(Data records)
━━━━━━━━━━━━━━━━━━━━

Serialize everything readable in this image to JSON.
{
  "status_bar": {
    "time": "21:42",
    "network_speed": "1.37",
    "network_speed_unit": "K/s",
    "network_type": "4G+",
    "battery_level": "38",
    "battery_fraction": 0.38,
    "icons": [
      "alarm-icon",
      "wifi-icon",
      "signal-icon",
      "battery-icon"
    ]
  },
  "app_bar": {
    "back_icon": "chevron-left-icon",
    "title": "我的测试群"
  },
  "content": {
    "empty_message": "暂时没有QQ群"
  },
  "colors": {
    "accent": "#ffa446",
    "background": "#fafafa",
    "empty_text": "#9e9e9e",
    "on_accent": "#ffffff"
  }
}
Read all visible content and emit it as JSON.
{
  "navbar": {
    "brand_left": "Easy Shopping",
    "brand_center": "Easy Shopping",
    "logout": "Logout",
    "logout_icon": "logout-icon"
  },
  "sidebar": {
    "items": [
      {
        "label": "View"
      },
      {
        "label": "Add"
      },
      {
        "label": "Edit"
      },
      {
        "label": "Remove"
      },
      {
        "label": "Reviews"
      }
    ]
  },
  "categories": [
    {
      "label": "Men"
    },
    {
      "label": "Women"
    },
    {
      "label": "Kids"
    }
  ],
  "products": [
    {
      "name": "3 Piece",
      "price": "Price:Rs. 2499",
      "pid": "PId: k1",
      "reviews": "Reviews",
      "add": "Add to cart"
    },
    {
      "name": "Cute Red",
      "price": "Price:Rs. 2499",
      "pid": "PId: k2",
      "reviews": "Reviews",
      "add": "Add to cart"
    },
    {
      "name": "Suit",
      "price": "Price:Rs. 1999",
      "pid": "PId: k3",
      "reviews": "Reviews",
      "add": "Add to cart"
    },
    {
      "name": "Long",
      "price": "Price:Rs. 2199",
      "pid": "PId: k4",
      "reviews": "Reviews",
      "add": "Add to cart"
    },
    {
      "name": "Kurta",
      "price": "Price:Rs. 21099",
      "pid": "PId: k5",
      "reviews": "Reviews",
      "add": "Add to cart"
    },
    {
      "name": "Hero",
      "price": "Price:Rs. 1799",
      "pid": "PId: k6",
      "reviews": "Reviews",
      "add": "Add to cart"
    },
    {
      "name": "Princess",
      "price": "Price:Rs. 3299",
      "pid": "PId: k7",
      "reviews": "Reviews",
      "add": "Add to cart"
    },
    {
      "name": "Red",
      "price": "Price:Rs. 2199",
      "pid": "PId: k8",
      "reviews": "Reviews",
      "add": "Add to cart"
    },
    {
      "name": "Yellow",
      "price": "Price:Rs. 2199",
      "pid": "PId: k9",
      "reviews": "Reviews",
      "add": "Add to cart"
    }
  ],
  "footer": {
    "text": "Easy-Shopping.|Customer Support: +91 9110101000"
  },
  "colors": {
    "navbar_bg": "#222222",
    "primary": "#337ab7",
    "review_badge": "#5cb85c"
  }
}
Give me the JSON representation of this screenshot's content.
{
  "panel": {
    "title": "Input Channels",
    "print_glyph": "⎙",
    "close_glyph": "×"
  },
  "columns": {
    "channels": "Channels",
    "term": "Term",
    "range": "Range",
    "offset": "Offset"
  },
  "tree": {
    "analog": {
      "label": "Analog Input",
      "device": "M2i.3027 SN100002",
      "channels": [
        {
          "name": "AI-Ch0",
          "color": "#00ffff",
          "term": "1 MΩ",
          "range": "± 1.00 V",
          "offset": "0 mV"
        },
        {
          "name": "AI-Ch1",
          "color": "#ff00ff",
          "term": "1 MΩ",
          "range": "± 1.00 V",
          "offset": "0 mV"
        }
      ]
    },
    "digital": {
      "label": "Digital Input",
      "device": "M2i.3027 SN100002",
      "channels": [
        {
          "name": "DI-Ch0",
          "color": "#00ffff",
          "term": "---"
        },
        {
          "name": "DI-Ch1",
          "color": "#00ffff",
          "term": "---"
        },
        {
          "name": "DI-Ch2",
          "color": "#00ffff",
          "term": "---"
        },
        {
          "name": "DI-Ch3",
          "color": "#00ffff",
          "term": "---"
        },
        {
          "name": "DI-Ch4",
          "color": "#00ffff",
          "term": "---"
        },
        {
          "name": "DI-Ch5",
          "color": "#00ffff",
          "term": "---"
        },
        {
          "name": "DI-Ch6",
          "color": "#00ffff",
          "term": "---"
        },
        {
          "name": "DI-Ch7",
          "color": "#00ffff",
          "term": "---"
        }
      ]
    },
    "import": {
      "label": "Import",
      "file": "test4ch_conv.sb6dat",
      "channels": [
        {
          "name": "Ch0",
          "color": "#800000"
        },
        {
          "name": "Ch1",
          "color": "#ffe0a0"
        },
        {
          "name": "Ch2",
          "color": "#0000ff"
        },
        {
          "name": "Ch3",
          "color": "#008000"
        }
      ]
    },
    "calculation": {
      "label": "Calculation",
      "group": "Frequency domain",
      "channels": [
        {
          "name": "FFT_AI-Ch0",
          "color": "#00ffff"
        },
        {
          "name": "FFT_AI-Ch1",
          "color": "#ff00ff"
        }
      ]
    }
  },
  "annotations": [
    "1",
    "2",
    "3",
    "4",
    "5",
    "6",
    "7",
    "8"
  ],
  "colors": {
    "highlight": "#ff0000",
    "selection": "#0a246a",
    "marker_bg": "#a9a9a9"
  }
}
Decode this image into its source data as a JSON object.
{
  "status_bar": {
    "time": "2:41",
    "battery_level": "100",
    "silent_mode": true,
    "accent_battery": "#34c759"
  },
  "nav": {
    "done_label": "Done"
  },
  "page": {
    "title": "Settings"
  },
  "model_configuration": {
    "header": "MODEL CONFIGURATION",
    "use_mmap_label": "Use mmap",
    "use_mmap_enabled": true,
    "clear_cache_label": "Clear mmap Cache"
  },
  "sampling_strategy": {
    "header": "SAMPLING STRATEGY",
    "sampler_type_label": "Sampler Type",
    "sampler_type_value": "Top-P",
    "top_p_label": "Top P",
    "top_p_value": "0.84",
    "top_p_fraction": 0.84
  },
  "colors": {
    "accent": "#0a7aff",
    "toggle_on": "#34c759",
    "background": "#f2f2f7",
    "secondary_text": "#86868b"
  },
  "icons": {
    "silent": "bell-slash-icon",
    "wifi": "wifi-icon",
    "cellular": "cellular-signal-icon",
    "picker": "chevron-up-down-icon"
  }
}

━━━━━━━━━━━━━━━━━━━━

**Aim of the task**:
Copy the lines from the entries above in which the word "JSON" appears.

**Answer box**:
Serialize everything readable in this image to JSON.
Read all visible content and emit it as JSON.
Give me the JSON representation of this screenshot's content.
Decode this image into its source data as a JSON object.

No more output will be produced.